chronopharmacology

chron·o·phar·ma·col·o·gy

(kron'ō-far'mă-kol'ō-jē),
A branch of chronobiology concerned with the effects of drugs on the timing of biologic events and rhythms, and the relation of biologic timing to the effects of drugs.

chronopharmacology

Pharmacology The study of the interactions of biologic rhythms with medications; chronopharmacology is focused on 2 areas:
1. Biologic rhythm dependencies of medications and underlying mechanisms.
2. Effect of timing pharmacotherapy on biologic time structure and relationships among rhythms. See Circadian rhythm, Pharmacokinetics.

chronopharmacology

(krŏn″ō-făr″mă-kŏl′ō-jē)
A method used in pharmacokinetics to describe the diurnal changes in plasma drug concentrations.

chronopharmacology

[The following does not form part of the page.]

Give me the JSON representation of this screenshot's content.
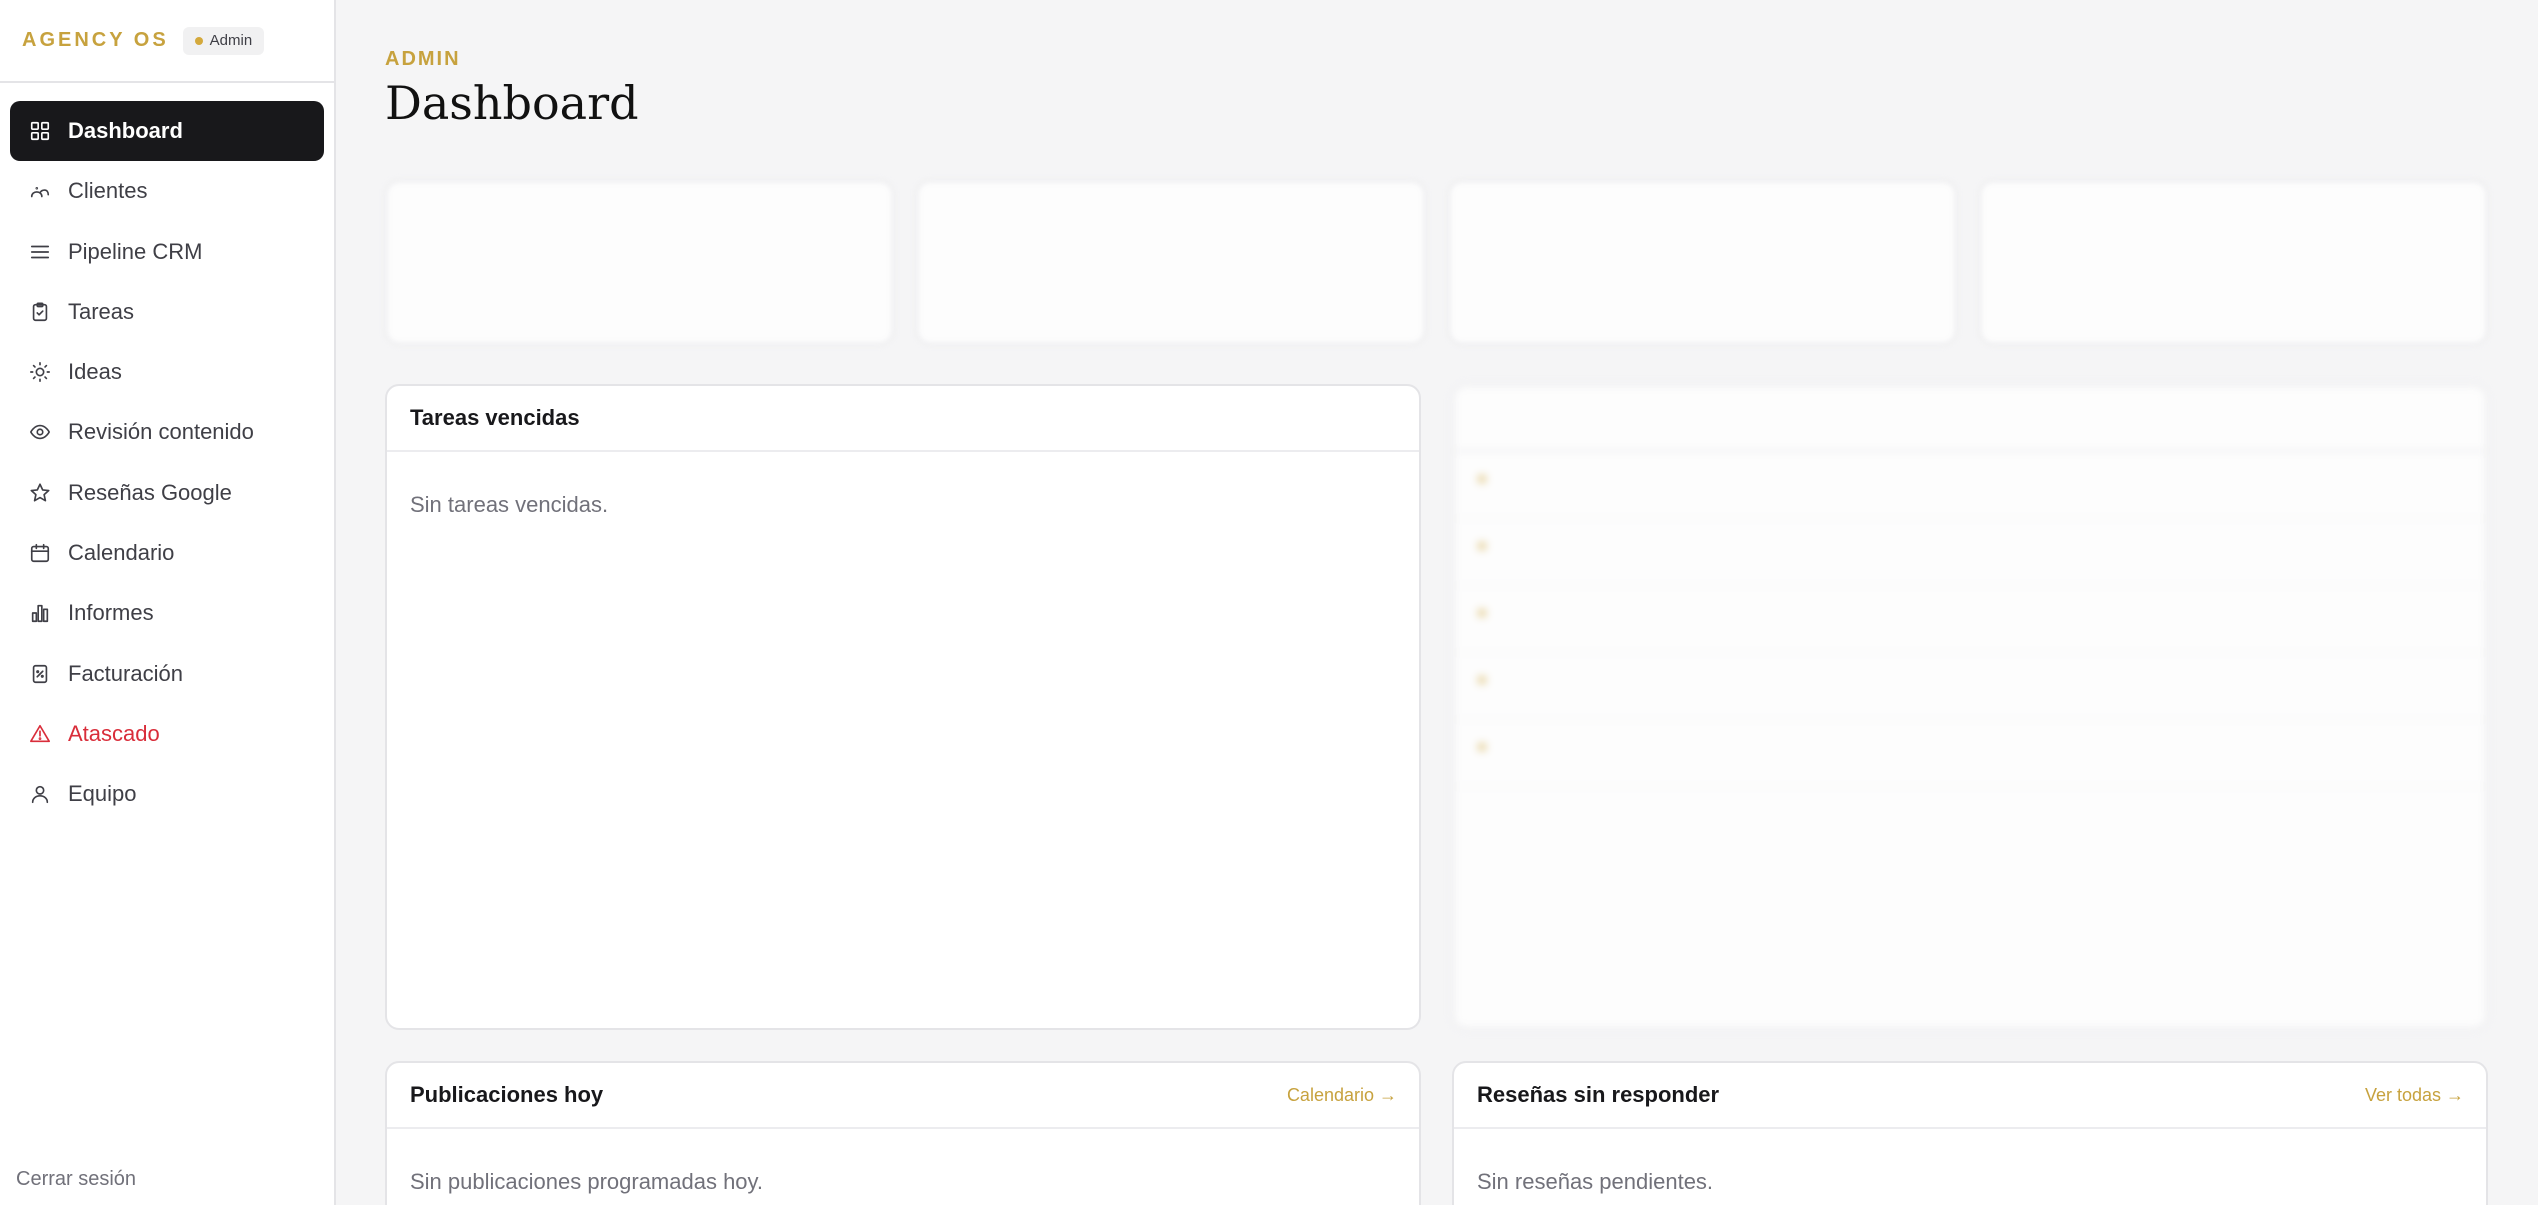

The study of DIURNAL variations in drug absorption, distribution and excretion, and in variations in the response of biological systems to drugs at different times.
References in periodicals archive ?
Controlled release systems are based on chronopharmacology, which deals with the effects of circadian biological rhythms on drug actions.
And through another branch of study called chronopharmacology, or the study of the administration of medication at specific times where effectivity can be maximized, these growths can possibly be stopped.
Chronopharmacology is the science dealing with the optimization of drug effects and minimization of adverse effects by timing the medications in relation to the biological rhythm.
The drugs were especially chosen to ascertain the chronopharmacology of antihypertensive drugs, if any, as already discussed.
There are other specialties of growing interest within the field of chronobiology, such as chronopharmacology, chronopharmacokinetic, chronoanesthesia, chronoenergy, chronotoxicology, and chronotherapy [1].
Chronopharmacology of hydrocortisone and 9 alpha-fluorhydrocortisone in the treatment for congenital adrenal hyperplasia.
Cardiovascular chronobiology and chronopharmacology. In: Biologic Rhythms in Clinical and Laboratory Medicine edited by Touitou Y and Haus E.
They said that in human medicine, a field called "chronopharmacology" is already developing, based on the observation that some medications are far more effective if administered at one time of the day instead of another.
Researchers in chronopharmacology and chronobiology are examining circadian rhythm in hopes of finding ways to utilize this internal biological clock for better health.
The complex interaction between alcohol and the body's circadian rhythm has become a rapidly expanding area in chronopharmacology. This area has key implications for the field of alcohol research, because understanding alcohol's effects on the body's internal clock will aid scientists in designing medications and behavioral interventions for treating alcohol abuse and dependence.
Chronopharmacology ties drug therapy to rhythmic biologic alterations and looks at response in relation to time of medication administration.